The analytical side will be essential in order to provide tools (DNA chips...) capable of characterizing the strains present in the faeces. The company Enterome, created in 2012 by Stanislav Dusko Ehrlich and Pierre Bélichar, has raised 19 million euros to progress in this market. Its ambition is to establish a qualitative and quantitative genetic fingerprint of an individual's microbiota, starting from 1g of faeces, by sequencing the genes of intestinal bacteria at very high throughput.
Of course, many companies have been involved in this sector for a long time to provide probiotics (bacteria, viruses or yeasts...) that can "feed" the intestinal flora and help it to function properly. In animal husbandry, these probiotics are used on a massive scale with major effects on animal health and growth.
Initiatives are being taken to keep these living assets in the public domain. In San Francisco, for example, Alexandra Carmichael, Director of Products, Community and Growth at U-Biome which aims to give everyone the means to maintain and check their microbiota. It has raised 360,000 euros through crowd-sourcing to support its citizen and participatory science project. A kind of FabLab so that the data remains the property of all.
There's still one angry question. What measures are in sight that will prevent the damage caused by medicines, particularly antibiotics? According to Joël Doré, the pharmaceutical industry has no obligation to inform prescribers and consumers about the effects of active molecules on the microbiota. However, we understand that the public health stakes are colossal. Protecting populations from "therapeutic clubs" that would definitively weaken them, as the American specialist Marie-Gloria Dominguez-Bello repeats over and over again. This challenge can be seen as a fight for the conservation of the ancestral microbiotic biodiversity... In the end, it would seem useful to demand that any future medicine should preserve these "health guardians" that are our microbial acolytes.
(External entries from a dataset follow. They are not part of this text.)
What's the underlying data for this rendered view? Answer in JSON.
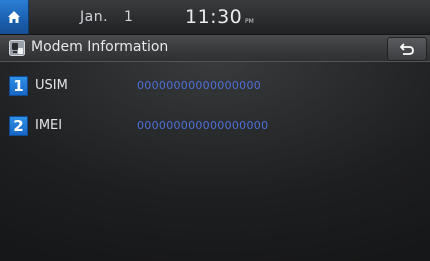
{
  "status_bar": {
    "date_month": "Jan.",
    "date_day": "1",
    "time": "11:30",
    "ampm": "PM",
    "home_icon": "home-icon"
  },
  "title_bar": {
    "icon": "modem-info-icon",
    "title": "Modem Information",
    "back_icon": "back-arrow-icon"
  },
  "info": {
    "rows": [
      {
        "number": "1",
        "label": "USIM",
        "value": "00000000000000000"
      },
      {
        "number": "2",
        "label": "IMEI",
        "value": "000000000000000000"
      }
    ]
  },
  "colors": {
    "accent": "#1a6ccc",
    "value_text": "#4d6fd8",
    "background": "#1d1e20"
  }
}
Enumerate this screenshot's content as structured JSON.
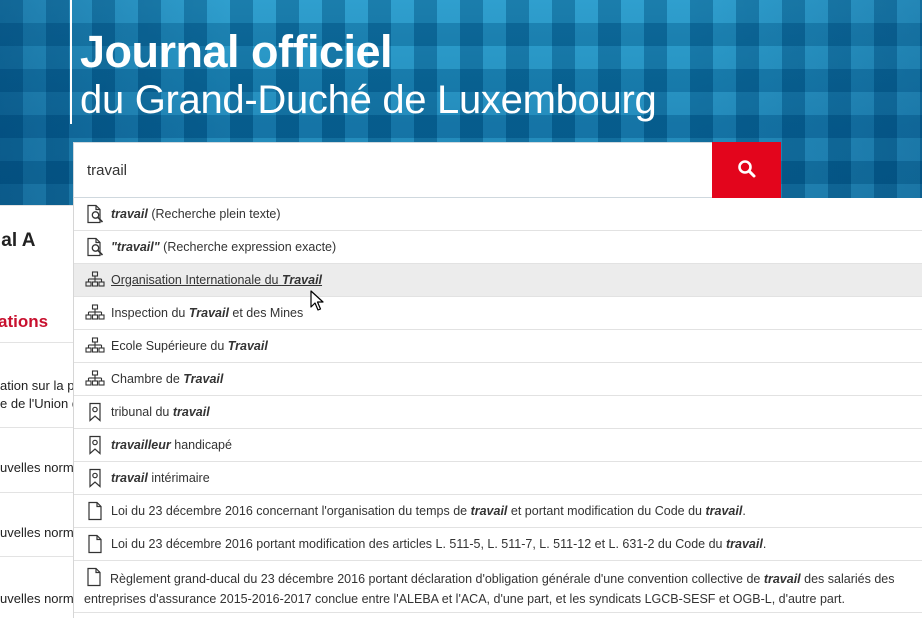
{
  "header": {
    "title_line1": "Journal officiel",
    "title_line2": "du Grand-Duché de Luxembourg",
    "accent_color": "#e3051c",
    "header_color": "#0d86bd"
  },
  "search": {
    "value": "travail",
    "button_icon": "search-icon"
  },
  "left_column": {
    "heading": "ial A",
    "section": "ations",
    "snippets": [
      "ation sur la pro",
      "e de l'Union du",
      "uvelles norme",
      "uvelles norme",
      "uvelles norme"
    ]
  },
  "suggestions": [
    {
      "icon": "document-search-icon",
      "parts": [
        {
          "t": "travail",
          "b": true
        },
        {
          "t": " (Recherche plein texte)",
          "b": false
        }
      ]
    },
    {
      "icon": "document-search-icon",
      "parts": [
        {
          "t": "\"travail\"",
          "b": true
        },
        {
          "t": " (Recherche expression exacte)",
          "b": false
        }
      ]
    },
    {
      "icon": "organization-icon",
      "hover": true,
      "parts": [
        {
          "t": "Organisation Internationale du ",
          "b": false
        },
        {
          "t": "Travail",
          "b": true
        }
      ]
    },
    {
      "icon": "organization-icon",
      "parts": [
        {
          "t": "Inspection du ",
          "b": false
        },
        {
          "t": "Travail",
          "b": true
        },
        {
          "t": " et des Mines",
          "b": false
        }
      ]
    },
    {
      "icon": "organization-icon",
      "parts": [
        {
          "t": "Ecole Supérieure du ",
          "b": false
        },
        {
          "t": "Travail",
          "b": true
        }
      ]
    },
    {
      "icon": "organization-icon",
      "parts": [
        {
          "t": "Chambre de ",
          "b": false
        },
        {
          "t": "Travail",
          "b": true
        }
      ]
    },
    {
      "icon": "bookmark-tag-icon",
      "parts": [
        {
          "t": "tribunal du ",
          "b": false
        },
        {
          "t": "travail",
          "b": true
        }
      ]
    },
    {
      "icon": "bookmark-tag-icon",
      "parts": [
        {
          "t": "travailleur",
          "b": true
        },
        {
          "t": " handicapé",
          "b": false
        }
      ]
    },
    {
      "icon": "bookmark-tag-icon",
      "parts": [
        {
          "t": "travail",
          "b": true
        },
        {
          "t": " intérimaire",
          "b": false
        }
      ]
    },
    {
      "icon": "document-icon",
      "parts": [
        {
          "t": "Loi du 23 décembre 2016 concernant l'organisation du temps de ",
          "b": false
        },
        {
          "t": "travail",
          "b": true
        },
        {
          "t": " et portant modification du Code du ",
          "b": false
        },
        {
          "t": "travail",
          "b": true
        },
        {
          "t": ".",
          "b": false
        }
      ]
    },
    {
      "icon": "document-icon",
      "parts": [
        {
          "t": "Loi du 23 décembre 2016 portant modification des articles L. 511-5, L. 511-7, L. 511-12 et L. 631-2 du Code du ",
          "b": false
        },
        {
          "t": "travail",
          "b": true
        },
        {
          "t": ".",
          "b": false
        }
      ]
    },
    {
      "icon": "document-icon",
      "tall": true,
      "parts": [
        {
          "t": "Règlement grand-ducal du 23 décembre 2016 portant déclaration d'obligation générale d'une convention collective de ",
          "b": false
        },
        {
          "t": "travail",
          "b": true
        },
        {
          "t": " des salariés des entreprises d'assurance 2015-2016-2017 conclue entre l'ALEBA et l'ACA, d'une part, et les syndicats LGCB-SESF et OGB-L, d'autre part.",
          "b": false
        }
      ]
    }
  ]
}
"Microbiota: the bacteria that govern us", a film by Mario Fossati and Ventura Samarra: